[Start of section]
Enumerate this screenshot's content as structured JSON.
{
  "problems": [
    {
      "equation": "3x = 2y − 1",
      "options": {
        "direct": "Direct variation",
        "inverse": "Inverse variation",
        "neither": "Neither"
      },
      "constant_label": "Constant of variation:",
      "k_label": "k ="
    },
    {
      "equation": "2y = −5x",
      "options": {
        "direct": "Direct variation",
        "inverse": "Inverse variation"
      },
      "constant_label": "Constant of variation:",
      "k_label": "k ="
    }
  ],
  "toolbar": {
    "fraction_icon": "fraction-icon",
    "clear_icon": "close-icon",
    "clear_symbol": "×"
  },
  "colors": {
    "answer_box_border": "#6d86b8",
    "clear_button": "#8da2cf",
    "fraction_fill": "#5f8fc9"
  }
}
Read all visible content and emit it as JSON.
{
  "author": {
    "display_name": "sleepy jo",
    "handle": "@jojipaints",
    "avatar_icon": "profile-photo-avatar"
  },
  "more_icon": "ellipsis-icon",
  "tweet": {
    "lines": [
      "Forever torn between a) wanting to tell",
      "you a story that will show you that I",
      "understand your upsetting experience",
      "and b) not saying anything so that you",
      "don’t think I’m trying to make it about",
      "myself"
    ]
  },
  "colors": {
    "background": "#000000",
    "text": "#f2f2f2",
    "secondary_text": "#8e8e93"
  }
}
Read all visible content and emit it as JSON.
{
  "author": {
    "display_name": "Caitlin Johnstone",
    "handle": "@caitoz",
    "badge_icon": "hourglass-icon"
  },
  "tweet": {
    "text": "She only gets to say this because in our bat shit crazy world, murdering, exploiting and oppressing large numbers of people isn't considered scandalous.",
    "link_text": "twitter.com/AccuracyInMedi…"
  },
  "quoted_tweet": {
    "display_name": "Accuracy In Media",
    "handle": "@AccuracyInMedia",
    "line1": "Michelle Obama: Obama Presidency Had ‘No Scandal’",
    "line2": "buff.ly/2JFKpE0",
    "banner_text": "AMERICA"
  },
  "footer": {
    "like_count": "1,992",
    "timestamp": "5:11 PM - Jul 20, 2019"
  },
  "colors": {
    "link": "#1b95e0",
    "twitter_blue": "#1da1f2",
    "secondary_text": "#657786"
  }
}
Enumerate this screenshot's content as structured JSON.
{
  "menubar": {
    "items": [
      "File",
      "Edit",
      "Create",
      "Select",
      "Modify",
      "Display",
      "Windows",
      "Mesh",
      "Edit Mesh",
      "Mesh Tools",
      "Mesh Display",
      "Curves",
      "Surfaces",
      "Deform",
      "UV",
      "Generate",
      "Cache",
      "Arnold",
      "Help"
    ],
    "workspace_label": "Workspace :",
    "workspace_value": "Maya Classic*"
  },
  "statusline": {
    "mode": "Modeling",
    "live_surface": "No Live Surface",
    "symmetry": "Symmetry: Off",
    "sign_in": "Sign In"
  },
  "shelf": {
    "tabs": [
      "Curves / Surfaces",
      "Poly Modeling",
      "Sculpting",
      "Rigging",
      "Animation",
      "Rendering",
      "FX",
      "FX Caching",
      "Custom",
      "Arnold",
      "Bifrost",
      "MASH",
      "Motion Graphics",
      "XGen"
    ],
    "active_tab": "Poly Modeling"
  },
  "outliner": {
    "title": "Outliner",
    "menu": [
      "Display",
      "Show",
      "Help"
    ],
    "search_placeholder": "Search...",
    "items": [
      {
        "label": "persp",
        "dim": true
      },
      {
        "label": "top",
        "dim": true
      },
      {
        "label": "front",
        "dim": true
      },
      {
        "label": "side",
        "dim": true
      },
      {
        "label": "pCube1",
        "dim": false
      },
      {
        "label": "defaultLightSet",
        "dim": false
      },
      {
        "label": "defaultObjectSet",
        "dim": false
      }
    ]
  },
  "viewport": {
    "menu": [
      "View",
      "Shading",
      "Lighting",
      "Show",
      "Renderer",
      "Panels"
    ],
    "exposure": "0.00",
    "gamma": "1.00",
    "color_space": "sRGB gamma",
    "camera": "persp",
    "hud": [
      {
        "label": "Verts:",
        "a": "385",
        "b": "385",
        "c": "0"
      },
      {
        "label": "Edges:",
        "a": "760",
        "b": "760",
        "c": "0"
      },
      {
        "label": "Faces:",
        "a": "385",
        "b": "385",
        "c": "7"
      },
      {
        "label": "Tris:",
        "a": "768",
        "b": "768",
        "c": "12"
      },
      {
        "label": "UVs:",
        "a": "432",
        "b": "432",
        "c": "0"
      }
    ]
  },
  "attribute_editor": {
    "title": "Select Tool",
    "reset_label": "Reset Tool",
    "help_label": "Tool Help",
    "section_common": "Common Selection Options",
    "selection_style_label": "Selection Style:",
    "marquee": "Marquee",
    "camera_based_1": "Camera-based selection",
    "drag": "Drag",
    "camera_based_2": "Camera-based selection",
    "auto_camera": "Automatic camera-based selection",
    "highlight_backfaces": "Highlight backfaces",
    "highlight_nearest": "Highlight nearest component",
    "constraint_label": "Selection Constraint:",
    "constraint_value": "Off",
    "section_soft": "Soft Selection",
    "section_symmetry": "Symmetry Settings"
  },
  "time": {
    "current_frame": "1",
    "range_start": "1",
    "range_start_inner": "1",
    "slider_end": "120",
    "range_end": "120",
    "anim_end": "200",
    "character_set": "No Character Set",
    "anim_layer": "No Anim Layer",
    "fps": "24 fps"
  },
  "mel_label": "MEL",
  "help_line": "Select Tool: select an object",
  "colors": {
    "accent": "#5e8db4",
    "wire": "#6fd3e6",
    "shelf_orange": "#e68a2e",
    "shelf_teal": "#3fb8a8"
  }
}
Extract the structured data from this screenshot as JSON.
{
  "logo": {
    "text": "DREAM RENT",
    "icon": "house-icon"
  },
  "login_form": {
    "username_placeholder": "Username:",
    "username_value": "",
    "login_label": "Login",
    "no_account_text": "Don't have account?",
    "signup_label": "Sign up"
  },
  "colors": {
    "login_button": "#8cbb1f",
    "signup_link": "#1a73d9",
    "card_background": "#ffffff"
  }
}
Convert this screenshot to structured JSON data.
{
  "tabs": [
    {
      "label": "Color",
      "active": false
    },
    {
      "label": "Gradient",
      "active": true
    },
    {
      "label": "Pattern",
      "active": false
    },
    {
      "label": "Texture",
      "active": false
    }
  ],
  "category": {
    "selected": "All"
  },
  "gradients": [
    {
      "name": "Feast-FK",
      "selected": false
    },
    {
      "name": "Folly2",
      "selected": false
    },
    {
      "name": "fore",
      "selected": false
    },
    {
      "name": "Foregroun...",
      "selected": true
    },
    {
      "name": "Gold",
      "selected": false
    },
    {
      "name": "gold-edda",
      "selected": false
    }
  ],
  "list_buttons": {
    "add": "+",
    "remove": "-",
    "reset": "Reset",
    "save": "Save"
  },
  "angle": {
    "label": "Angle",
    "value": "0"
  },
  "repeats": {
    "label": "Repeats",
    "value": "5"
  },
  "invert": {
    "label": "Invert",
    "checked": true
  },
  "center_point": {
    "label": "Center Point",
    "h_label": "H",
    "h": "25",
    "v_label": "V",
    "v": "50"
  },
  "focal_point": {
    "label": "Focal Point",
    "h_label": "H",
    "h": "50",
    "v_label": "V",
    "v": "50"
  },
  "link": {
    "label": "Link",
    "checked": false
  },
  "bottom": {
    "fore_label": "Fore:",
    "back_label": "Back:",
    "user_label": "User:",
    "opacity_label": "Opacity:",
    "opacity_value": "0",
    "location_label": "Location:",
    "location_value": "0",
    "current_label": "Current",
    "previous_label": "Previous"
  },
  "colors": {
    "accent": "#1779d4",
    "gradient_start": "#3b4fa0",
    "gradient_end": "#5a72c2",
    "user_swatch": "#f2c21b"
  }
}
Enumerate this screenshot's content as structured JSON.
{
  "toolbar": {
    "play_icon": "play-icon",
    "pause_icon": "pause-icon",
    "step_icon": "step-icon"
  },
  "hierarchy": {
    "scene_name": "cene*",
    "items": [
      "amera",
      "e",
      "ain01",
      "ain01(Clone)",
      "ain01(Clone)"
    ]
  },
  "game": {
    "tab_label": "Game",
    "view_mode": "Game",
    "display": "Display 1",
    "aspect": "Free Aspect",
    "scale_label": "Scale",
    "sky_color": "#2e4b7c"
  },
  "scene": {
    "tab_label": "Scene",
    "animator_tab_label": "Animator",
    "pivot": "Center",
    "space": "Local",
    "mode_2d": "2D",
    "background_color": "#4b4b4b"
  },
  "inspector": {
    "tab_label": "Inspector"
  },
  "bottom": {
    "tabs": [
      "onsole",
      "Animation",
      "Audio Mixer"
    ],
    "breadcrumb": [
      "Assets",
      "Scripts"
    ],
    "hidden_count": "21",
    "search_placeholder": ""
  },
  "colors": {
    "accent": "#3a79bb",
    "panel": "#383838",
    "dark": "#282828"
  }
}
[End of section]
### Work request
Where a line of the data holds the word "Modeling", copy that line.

### Solution for this task
    "mode": "Modeling",
      "Poly Modeling",
    "active_tab": "Poly Modeling"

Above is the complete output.